Wired on the iPad, My Experience

As you may know, the June 2010 issue of Wired magazine is available as an iPad version. It will cost you $4.99 to try it out. I’ve been a subscriber and reader of Wired since its founding in the mid-90s, and continue to be a subscriber. I had already read the print version of the June issue before the release of the iPad version, so in reviewing the new product I primarily looked for added features. Here are my thoughts.

Right from the “cover” you are able to interact with the content by watching a commercial for the new Toy Story movie. That interactivity is scattered throughout the magazine in the form of sounds, animations, videos, etc. There is definitely added value in the iPad version for things that could be provided (in some cases) in the print but are limited by size of the print publication. For example, in the images below you have the Japanese and English translation for a comic strip but in the print version you only had the Japanese.

Access to these two versions were made available simply by selecting the strip and it would toggle between the two. Other examples of interactivity came from animations built to illustrate a story. For example, the history of Mars exploration or building of a lego car or designing a pop-up book.

Finally, and probably one of my favorite elements, is the embedding of music. I enjoy reading about new music or artists being highlighted in Wired. Usually I’ll look them up on MySpace or MOG but with this version of Wired I can hear the tracks right within the reading experience. Further, in the story on Trent Reznor we could experience the building of a track from samples. Definitely something not available in a print publication.

Critique

The cost. While $4.99 may seem reasonable for a one-off purchase, I don’t believe I’m willing to pay $60/year for a subscription to the iPad version. Right now I pay $12/year for the print (which is probably an indication of the magazine publishing industry!). It will definitely need to be somewhere in between. I would give up the print (as I don’t really need both), but the price would need to come down some. Still waiting for the pricing model.

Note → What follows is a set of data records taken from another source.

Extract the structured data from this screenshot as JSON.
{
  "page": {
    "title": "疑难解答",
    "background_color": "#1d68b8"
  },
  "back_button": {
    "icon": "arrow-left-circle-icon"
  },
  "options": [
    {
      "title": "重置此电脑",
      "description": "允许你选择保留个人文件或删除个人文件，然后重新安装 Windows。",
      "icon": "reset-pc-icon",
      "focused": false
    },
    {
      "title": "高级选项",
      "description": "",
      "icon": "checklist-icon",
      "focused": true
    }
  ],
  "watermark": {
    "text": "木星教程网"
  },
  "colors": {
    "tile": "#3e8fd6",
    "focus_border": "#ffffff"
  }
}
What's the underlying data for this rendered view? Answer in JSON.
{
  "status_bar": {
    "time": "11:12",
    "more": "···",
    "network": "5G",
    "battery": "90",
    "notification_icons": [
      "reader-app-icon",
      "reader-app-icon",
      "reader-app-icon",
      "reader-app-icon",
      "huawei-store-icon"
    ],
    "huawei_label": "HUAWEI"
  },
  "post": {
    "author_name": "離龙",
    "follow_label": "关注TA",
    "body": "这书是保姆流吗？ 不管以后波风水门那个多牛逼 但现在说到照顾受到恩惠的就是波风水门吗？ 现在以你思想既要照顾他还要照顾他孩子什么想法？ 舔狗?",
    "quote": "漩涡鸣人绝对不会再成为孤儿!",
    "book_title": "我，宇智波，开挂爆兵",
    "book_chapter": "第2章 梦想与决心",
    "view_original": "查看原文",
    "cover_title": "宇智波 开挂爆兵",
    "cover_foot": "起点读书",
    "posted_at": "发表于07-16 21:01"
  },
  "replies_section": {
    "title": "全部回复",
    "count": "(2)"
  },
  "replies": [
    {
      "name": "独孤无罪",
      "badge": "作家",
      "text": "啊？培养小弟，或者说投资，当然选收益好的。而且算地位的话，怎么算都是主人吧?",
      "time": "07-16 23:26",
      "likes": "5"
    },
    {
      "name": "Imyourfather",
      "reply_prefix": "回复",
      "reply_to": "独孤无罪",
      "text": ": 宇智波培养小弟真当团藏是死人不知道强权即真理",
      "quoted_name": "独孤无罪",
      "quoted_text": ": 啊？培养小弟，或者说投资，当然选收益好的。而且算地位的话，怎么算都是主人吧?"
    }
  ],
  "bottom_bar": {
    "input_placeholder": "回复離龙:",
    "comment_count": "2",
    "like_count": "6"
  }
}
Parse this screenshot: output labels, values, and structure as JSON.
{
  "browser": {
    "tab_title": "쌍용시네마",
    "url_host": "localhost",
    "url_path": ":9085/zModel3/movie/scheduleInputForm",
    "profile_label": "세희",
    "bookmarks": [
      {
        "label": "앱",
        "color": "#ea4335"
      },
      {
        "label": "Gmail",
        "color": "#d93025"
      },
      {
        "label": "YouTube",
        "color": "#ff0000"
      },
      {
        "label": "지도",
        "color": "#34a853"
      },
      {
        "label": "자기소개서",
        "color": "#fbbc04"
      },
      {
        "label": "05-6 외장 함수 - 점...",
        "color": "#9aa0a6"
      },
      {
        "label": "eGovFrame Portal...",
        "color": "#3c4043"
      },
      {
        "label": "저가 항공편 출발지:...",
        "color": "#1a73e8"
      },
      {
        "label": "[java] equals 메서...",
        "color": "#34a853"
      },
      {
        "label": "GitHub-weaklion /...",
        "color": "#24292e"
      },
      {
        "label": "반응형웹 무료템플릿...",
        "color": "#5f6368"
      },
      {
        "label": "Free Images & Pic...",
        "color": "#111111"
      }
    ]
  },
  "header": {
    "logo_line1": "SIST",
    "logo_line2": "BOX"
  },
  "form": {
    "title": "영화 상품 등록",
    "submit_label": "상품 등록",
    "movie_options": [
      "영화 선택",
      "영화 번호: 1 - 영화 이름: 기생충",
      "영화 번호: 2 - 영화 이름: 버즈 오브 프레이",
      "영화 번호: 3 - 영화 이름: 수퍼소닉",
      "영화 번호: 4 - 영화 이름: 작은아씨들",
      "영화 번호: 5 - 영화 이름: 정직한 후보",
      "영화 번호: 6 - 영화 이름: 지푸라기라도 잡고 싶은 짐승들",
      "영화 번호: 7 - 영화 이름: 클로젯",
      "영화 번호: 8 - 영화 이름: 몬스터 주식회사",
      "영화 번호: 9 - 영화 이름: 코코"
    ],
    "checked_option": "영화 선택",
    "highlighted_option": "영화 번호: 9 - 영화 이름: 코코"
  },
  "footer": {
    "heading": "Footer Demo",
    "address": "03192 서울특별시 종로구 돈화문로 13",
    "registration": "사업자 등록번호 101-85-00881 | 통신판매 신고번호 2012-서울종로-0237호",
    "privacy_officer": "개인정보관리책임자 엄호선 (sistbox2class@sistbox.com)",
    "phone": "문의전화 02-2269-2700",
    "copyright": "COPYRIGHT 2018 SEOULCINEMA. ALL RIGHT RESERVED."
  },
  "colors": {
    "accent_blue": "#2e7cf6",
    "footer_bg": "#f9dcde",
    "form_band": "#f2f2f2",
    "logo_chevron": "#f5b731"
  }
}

The download. The issue was about 500mb and it took 10-15 minutes to download on my home wifi. Unlike the recent Vanity Fair issue (same publisher as Wired – Conde Nast), the interactivity is built into the issue itself. This does allow for offline interaction (a bonus), but a large download (a negative). Being able to access the content while offline is critical so the download is necessary.

Navigation. Easy and clear. Can be used horizontally or vertically. Slider to scan through all the pages or utilize the table of contents. Left to right and top to bottom reading experience. What I’d like to see in the future is the ability to email a link of an article – build in a bit more of a social media experience.

Overall, I’m pretty impressed. It was easy to read and provided a new reading experience. I look forward to more issues and other publications joining the fray. Maybe next month I’ll try reading it on the iPad only.

  • Kenley: I'd say the $12 rate for Wired (and some of us got it free–for otherwise-expiring airline miles) has less to do with the magazine industry in general than with Conde Nast's long-running way of maximizing their subscriber base. This isn't at all a new issue–and until Audit Bureau of Circ changes its rules, it will continue. (Did I mention the time Time offered me a one-year subscription for whatever check I wanted to write?)

  • Walt. Thanks for the contribution. I still find it unbelievable they can simply give away magazines via subscription, but we certainly benefit. It has spoiled me in terms of cost, so even if $4.99 is reasonable I'm not really willing to pay that much (yet).

  • Walt. Thanks for the contribution. I still find it unbelievable they can simply give away magazines via subscription, but we certainly benefit. It has spoiled me in terms of cost, so even if $4.99 is reasonable I’m not really willing to pay that much (yet).